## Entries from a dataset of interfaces

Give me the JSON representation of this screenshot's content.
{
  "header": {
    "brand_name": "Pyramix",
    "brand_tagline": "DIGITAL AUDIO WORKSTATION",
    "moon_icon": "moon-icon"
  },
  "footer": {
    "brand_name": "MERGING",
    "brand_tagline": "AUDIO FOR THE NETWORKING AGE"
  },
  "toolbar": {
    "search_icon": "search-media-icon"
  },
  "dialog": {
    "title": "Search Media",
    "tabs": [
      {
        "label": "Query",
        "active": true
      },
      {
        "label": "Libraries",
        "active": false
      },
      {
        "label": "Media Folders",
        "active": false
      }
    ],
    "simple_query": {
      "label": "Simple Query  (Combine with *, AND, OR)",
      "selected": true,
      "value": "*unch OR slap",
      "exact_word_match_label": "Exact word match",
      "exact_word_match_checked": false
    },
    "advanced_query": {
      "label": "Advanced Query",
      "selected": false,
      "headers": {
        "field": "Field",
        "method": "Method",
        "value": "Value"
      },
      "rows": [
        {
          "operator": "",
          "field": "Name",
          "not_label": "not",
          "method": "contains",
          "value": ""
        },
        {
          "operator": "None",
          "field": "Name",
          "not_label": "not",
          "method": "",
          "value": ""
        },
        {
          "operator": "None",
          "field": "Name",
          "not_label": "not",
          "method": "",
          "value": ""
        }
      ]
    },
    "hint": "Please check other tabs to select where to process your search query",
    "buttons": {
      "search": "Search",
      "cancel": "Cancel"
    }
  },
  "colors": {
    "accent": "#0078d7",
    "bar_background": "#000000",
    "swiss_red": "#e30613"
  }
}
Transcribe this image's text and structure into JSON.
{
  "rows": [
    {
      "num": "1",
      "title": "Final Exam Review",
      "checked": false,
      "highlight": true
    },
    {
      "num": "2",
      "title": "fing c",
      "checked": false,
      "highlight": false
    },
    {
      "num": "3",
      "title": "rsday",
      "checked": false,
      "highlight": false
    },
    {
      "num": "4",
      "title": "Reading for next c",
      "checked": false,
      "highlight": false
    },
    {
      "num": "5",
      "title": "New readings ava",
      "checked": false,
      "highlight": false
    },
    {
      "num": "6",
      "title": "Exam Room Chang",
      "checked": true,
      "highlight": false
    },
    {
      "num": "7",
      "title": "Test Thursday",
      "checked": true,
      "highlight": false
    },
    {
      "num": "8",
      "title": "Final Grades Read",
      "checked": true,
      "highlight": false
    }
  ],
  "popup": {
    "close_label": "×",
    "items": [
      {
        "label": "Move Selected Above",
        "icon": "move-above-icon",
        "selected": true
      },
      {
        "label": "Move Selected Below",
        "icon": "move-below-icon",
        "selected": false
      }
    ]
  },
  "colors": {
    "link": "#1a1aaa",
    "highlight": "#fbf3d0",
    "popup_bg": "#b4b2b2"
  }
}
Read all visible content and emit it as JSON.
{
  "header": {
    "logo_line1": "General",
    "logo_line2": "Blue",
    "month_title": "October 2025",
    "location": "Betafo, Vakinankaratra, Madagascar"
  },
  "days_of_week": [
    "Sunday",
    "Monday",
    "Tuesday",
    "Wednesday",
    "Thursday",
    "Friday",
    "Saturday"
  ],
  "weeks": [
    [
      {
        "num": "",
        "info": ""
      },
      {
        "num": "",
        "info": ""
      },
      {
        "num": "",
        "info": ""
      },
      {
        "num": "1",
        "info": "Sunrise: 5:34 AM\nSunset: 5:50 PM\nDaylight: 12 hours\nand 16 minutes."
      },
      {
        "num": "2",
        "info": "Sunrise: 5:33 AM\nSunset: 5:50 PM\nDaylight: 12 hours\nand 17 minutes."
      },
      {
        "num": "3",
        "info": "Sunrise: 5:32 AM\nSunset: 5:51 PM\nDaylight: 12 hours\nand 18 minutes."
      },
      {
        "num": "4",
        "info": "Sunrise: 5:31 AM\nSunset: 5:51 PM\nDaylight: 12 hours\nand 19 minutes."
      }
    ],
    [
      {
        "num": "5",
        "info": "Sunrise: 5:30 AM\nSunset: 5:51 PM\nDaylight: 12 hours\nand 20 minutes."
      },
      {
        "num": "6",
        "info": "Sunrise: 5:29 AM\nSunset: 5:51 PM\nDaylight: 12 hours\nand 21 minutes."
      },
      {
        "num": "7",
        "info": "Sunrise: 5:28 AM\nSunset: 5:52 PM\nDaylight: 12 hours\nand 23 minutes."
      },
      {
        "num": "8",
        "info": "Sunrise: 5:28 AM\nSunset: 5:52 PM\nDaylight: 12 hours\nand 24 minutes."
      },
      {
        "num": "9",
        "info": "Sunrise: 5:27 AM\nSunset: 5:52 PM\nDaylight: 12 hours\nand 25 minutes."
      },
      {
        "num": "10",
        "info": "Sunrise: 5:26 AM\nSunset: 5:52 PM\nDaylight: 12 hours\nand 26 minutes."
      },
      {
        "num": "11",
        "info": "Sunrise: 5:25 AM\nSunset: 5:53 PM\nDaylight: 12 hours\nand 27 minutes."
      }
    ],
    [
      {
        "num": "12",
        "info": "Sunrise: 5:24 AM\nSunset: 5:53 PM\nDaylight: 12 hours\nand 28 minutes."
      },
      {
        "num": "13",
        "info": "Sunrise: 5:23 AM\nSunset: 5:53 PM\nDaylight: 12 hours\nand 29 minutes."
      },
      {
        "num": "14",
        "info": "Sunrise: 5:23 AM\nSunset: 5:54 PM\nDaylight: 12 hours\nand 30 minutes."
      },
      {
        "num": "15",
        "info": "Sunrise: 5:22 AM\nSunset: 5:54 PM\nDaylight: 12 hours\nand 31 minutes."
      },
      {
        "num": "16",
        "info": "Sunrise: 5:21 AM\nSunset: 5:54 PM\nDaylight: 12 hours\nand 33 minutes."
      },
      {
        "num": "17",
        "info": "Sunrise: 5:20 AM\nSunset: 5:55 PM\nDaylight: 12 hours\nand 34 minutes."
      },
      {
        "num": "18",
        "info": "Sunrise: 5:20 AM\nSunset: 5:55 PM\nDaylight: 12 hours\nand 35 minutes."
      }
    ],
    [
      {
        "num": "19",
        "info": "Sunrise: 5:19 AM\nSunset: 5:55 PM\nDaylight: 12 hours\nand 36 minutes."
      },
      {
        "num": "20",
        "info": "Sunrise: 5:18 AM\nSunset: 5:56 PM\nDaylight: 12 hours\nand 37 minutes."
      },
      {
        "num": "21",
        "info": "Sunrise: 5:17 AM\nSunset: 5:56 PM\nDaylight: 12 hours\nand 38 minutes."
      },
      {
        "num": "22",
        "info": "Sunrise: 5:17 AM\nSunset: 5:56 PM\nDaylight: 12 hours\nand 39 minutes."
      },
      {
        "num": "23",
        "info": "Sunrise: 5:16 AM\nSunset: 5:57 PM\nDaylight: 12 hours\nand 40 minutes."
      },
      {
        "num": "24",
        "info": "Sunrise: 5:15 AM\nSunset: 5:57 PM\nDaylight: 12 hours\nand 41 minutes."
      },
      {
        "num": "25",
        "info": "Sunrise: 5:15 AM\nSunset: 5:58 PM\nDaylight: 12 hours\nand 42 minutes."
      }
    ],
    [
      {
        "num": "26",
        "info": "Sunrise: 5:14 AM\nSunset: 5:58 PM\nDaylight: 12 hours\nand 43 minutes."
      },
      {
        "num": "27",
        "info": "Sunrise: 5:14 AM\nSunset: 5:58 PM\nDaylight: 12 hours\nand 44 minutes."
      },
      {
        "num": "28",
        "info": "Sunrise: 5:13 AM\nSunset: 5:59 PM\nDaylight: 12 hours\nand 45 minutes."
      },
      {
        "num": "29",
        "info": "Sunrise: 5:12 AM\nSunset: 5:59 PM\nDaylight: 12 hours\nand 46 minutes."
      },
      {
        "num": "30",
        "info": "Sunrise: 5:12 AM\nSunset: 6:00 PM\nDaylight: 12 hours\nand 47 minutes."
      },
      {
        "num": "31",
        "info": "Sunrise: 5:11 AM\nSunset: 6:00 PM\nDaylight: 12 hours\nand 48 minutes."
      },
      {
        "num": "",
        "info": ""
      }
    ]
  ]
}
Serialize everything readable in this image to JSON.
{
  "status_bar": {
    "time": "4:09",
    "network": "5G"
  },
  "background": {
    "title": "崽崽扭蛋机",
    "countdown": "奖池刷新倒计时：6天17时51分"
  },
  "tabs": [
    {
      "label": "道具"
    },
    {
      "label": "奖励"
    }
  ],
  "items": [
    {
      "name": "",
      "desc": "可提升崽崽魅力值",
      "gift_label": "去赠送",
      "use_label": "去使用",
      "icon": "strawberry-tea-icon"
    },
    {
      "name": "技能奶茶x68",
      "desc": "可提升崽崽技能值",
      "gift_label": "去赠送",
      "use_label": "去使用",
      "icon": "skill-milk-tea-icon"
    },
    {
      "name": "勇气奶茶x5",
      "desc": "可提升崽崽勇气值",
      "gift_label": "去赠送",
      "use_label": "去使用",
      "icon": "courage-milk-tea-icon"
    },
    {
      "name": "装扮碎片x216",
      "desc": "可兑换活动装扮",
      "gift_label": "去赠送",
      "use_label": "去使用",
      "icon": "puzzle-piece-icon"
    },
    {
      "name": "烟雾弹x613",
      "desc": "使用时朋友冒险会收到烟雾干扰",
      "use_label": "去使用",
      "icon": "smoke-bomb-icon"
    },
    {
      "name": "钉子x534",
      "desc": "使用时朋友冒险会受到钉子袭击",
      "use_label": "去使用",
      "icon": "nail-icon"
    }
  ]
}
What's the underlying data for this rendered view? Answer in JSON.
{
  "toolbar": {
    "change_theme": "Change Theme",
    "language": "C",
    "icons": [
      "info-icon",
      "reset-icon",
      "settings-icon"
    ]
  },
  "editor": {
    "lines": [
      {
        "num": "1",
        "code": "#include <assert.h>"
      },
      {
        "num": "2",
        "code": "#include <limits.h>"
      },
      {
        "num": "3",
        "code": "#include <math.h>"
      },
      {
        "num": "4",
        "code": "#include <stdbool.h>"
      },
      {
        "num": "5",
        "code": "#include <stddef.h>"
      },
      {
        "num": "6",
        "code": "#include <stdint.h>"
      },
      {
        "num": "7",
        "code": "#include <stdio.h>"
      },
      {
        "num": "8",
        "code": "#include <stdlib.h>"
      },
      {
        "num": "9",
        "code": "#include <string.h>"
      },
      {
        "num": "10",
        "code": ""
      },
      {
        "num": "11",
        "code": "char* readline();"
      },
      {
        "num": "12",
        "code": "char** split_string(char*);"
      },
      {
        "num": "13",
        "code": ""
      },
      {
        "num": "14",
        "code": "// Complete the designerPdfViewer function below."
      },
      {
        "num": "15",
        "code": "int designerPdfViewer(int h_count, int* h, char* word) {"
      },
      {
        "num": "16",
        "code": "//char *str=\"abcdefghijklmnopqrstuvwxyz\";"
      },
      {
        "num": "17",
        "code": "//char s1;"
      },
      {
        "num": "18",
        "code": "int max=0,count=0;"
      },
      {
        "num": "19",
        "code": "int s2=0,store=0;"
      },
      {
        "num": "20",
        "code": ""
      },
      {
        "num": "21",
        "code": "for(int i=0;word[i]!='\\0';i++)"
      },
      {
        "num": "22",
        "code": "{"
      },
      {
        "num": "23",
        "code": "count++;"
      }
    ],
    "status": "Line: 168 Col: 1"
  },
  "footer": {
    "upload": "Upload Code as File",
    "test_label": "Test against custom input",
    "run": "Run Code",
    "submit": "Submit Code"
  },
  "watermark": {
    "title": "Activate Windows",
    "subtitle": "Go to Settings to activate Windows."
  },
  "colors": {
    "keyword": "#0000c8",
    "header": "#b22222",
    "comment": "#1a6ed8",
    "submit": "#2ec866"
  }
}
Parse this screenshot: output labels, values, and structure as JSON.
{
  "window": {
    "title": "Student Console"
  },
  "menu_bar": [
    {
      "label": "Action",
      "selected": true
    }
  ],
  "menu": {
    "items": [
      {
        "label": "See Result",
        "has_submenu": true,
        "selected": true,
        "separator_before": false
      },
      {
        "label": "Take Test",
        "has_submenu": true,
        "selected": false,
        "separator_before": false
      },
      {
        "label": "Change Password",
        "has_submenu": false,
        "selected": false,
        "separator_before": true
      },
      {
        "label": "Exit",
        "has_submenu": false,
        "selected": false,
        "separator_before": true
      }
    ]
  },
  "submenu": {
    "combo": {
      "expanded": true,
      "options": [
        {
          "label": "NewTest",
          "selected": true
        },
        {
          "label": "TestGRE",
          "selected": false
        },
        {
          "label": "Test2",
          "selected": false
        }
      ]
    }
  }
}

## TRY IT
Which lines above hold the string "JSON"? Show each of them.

## SOLUTION TO THIS TASK
Give me the JSON representation of this screenshot's content.
Transcribe this image's text and structure into JSON.
Read all visible content and emit it as JSON.
Serialize everything readable in this image to JSON.
What's the underlying data for this rendered view? Answer in JSON.
Parse this screenshot: output labels, values, and structure as JSON.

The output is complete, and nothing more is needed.